# Description of the task
Within the data that follows, tally every line containing "name". Provide only the tally.
= Beginning of Section =
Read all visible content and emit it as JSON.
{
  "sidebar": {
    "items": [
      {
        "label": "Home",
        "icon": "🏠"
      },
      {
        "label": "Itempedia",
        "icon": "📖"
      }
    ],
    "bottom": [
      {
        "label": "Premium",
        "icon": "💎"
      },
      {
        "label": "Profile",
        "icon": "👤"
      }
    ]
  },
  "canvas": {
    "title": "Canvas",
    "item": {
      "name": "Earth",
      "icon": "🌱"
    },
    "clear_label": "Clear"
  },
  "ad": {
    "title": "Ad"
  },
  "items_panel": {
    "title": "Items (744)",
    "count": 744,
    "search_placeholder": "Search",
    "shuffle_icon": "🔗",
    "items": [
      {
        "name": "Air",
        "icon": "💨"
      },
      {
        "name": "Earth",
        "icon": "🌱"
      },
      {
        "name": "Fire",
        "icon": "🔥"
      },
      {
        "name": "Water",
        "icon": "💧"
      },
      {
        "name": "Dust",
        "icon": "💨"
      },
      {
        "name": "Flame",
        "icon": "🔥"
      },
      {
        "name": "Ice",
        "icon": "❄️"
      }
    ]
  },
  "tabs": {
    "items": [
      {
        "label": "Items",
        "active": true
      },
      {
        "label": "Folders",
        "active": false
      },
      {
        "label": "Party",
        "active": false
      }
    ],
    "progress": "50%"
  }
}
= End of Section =
# Answer to the problem
8